(Dataset rows describing interfaces)
%%
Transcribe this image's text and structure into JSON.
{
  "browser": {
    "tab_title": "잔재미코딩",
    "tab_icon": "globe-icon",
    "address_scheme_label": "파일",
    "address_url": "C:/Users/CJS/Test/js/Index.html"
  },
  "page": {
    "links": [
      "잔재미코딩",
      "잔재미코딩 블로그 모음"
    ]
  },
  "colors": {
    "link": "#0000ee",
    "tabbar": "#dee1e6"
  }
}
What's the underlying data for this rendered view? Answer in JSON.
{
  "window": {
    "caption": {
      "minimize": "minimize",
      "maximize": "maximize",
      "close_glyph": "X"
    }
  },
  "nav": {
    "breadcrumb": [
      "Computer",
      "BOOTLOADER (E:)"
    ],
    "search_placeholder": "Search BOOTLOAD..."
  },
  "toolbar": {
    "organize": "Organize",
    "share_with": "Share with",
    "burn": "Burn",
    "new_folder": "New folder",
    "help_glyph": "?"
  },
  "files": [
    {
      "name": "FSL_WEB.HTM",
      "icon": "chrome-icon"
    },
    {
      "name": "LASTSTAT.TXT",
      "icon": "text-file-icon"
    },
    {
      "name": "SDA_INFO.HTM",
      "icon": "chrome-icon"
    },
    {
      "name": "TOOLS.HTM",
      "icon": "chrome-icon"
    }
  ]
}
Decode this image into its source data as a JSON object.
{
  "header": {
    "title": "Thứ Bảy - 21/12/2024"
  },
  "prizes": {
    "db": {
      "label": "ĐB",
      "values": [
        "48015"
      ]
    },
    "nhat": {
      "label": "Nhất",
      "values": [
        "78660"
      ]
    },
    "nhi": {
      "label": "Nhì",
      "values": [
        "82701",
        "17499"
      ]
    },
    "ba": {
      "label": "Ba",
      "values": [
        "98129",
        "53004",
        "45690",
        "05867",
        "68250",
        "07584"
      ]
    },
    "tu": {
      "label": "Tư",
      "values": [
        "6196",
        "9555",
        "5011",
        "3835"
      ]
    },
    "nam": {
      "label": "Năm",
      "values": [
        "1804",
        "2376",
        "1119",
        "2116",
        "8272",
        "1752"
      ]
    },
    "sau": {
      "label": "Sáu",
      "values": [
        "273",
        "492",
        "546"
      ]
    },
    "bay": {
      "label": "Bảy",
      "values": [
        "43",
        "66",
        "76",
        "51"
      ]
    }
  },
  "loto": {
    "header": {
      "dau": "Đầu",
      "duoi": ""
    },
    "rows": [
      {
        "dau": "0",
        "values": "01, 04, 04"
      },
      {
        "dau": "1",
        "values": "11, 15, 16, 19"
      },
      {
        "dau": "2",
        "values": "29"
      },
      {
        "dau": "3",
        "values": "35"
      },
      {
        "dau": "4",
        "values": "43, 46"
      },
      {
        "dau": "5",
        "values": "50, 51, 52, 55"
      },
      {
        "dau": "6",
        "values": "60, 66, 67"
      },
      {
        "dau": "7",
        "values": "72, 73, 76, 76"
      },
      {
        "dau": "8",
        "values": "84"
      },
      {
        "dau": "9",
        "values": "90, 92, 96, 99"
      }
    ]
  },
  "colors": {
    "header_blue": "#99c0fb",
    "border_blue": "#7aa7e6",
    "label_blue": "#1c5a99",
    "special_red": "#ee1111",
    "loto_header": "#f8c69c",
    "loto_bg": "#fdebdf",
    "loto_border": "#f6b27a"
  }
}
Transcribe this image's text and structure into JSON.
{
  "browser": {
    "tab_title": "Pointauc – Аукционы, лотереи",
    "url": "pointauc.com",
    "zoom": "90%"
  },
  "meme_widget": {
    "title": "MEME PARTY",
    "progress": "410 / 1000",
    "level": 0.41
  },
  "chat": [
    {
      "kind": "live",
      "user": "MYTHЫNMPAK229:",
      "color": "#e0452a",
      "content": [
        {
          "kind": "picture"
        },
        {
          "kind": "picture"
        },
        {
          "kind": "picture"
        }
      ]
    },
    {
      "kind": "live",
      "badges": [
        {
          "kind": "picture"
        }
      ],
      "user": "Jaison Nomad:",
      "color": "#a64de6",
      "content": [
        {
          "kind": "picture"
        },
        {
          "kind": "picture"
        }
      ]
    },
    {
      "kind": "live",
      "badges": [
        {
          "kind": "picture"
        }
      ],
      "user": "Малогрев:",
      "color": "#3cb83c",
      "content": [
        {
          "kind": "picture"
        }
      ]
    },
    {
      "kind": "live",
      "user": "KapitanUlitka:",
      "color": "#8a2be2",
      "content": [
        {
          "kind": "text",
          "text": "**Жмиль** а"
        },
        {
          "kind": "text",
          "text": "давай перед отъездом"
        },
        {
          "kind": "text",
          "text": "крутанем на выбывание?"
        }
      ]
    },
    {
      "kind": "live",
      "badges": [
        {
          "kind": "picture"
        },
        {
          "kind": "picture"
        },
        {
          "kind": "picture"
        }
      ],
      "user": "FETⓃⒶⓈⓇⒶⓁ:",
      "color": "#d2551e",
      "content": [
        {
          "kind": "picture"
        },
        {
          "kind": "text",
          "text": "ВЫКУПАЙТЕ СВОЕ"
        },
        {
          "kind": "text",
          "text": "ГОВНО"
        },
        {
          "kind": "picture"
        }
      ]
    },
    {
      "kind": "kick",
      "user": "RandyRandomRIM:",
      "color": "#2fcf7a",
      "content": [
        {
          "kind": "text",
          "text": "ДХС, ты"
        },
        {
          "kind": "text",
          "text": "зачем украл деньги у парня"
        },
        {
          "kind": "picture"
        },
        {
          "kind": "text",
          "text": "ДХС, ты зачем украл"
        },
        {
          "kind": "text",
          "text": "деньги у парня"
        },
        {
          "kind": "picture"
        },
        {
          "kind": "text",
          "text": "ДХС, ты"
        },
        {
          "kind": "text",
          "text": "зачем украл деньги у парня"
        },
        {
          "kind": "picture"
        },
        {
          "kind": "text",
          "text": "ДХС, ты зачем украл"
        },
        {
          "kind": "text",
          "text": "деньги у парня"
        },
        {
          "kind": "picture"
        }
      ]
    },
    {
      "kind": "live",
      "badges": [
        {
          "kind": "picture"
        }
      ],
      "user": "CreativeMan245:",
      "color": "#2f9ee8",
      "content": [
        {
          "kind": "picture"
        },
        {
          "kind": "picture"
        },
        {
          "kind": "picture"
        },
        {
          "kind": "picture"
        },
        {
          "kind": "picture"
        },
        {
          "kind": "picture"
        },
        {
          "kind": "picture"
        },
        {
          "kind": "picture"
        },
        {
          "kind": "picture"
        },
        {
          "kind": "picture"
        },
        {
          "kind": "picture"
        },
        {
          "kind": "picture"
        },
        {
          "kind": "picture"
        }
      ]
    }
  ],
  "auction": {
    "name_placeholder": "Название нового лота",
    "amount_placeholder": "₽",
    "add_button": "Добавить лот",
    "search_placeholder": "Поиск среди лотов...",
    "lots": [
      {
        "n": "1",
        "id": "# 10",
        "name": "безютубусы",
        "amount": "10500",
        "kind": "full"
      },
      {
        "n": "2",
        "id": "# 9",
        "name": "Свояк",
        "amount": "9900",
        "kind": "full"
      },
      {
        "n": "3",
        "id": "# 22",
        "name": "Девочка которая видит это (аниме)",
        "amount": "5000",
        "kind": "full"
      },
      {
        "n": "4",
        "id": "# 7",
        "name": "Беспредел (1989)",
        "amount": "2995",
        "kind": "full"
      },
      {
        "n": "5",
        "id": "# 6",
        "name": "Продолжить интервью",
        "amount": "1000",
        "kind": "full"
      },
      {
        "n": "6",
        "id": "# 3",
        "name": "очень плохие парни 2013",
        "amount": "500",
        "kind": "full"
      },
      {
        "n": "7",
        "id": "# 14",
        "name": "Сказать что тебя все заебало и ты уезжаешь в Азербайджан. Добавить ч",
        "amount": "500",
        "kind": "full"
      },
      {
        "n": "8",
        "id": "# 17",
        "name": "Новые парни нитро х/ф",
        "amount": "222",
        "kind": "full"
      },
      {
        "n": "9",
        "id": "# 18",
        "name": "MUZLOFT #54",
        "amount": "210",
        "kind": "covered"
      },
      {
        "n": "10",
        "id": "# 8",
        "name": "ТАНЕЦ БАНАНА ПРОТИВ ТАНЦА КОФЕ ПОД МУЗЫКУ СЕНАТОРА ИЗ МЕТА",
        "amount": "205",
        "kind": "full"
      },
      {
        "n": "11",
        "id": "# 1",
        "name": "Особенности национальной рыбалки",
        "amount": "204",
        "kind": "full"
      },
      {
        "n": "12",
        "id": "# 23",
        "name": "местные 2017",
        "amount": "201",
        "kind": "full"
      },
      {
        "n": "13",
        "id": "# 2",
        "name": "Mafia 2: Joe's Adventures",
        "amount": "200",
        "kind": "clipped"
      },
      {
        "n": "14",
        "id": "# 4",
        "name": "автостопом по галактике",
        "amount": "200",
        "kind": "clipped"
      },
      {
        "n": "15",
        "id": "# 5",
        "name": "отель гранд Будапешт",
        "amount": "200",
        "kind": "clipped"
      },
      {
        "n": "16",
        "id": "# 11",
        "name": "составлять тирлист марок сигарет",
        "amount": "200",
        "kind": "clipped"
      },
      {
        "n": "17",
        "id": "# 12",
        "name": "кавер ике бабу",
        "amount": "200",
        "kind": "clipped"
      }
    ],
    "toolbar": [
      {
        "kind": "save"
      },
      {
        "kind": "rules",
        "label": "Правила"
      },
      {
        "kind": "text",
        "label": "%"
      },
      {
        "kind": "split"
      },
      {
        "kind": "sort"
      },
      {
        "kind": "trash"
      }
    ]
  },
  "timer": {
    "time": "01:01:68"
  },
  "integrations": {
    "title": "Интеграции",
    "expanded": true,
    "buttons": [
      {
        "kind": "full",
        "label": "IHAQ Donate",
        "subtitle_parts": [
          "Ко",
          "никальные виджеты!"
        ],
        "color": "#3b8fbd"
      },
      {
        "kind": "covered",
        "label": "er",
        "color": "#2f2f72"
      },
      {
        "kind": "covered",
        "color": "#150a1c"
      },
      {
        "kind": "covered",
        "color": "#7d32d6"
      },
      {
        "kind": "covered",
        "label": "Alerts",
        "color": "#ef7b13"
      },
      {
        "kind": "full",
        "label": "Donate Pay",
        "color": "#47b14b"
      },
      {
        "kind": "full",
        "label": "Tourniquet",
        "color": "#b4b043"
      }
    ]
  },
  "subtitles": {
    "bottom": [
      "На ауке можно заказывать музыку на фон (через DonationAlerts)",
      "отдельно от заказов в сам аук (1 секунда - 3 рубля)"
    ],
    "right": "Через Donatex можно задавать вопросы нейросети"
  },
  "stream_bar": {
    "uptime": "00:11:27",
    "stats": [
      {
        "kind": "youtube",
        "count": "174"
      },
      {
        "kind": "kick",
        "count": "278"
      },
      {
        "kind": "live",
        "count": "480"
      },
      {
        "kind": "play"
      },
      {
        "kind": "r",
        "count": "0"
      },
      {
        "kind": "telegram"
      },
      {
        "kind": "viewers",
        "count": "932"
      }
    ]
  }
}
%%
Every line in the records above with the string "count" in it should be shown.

> _OUTPUT OF THE EXERCISE_
        "count": "174"
        "count": "278"
        "count": "480"
        "count": "0"
        "count": "932"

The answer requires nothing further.